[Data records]
═══
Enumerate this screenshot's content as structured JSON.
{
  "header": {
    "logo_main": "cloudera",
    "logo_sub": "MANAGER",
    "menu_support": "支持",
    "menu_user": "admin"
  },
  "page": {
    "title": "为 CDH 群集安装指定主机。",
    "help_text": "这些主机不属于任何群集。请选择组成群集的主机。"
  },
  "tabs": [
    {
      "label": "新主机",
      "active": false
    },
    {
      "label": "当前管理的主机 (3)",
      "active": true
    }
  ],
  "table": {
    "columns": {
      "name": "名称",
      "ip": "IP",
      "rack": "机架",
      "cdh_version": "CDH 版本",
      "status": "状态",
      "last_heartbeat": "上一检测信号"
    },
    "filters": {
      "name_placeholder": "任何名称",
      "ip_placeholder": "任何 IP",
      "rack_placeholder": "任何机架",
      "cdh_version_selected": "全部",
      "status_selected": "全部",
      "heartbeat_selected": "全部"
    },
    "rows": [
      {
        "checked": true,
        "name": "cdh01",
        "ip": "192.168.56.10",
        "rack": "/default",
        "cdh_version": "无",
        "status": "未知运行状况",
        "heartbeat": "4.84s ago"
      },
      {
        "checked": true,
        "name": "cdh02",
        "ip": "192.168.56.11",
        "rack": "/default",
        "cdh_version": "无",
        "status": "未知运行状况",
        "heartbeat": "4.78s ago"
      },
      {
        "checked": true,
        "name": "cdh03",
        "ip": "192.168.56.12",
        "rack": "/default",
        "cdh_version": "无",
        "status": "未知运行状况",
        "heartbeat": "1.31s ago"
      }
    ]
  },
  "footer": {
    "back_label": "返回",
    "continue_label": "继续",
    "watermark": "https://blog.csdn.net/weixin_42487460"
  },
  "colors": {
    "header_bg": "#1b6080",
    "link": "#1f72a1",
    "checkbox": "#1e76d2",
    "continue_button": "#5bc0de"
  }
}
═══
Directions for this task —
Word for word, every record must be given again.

Response for this exercise —
Enumerate this screenshot's content as structured JSON.
{
  "header": {
    "logo_main": "cloudera",
    "logo_sub": "MANAGER",
    "menu_support": "支持",
    "menu_user": "admin"
  },
  "page": {
    "title": "为 CDH 群集安装指定主机。",
    "help_text": "这些主机不属于任何群集。请选择组成群集的主机。"
  },
  "tabs": [
    {
      "label": "新主机",
      "active": false
    },
    {
      "label": "当前管理的主机 (3)",
      "active": true
    }
  ],
  "table": {
    "columns": {
      "name": "名称",
      "ip": "IP",
      "rack": "机架",
      "cdh_version": "CDH 版本",
      "status": "状态",
      "last_heartbeat": "上一检测信号"
    },
    "filters": {
      "name_placeholder": "任何名称",
      "ip_placeholder": "任何 IP",
      "rack_placeholder": "任何机架",
      "cdh_version_selected": "全部",
      "status_selected": "全部",
      "heartbeat_selected": "全部"
    },
    "rows": [
      {
        "checked": true,
        "name": "cdh01",
        "ip": "192.168.56.10",
        "rack": "/default",
        "cdh_version": "无",
        "status": "未知运行状况",
        "heartbeat": "4.84s ago"
      },
      {
        "checked": true,
        "name": "cdh02",
        "ip": "192.168.56.11",
        "rack": "/default",
        "cdh_version": "无",
        "status": "未知运行状况",
        "heartbeat": "4.78s ago"
      },
      {
        "checked": true,
        "name": "cdh03",
        "ip": "192.168.56.12",
        "rack": "/default",
        "cdh_version": "无",
        "status": "未知运行状况",
        "heartbeat": "1.31s ago"
      }
    ]
  },
  "footer": {
    "back_label": "返回",
    "continue_label": "继续",
    "watermark": "https://blog.csdn.net/weixin_42487460"
  },
  "colors": {
    "header_bg": "#1b6080",
    "link": "#1f72a1",
    "checkbox": "#1e76d2",
    "continue_button": "#5bc0de"
  }
}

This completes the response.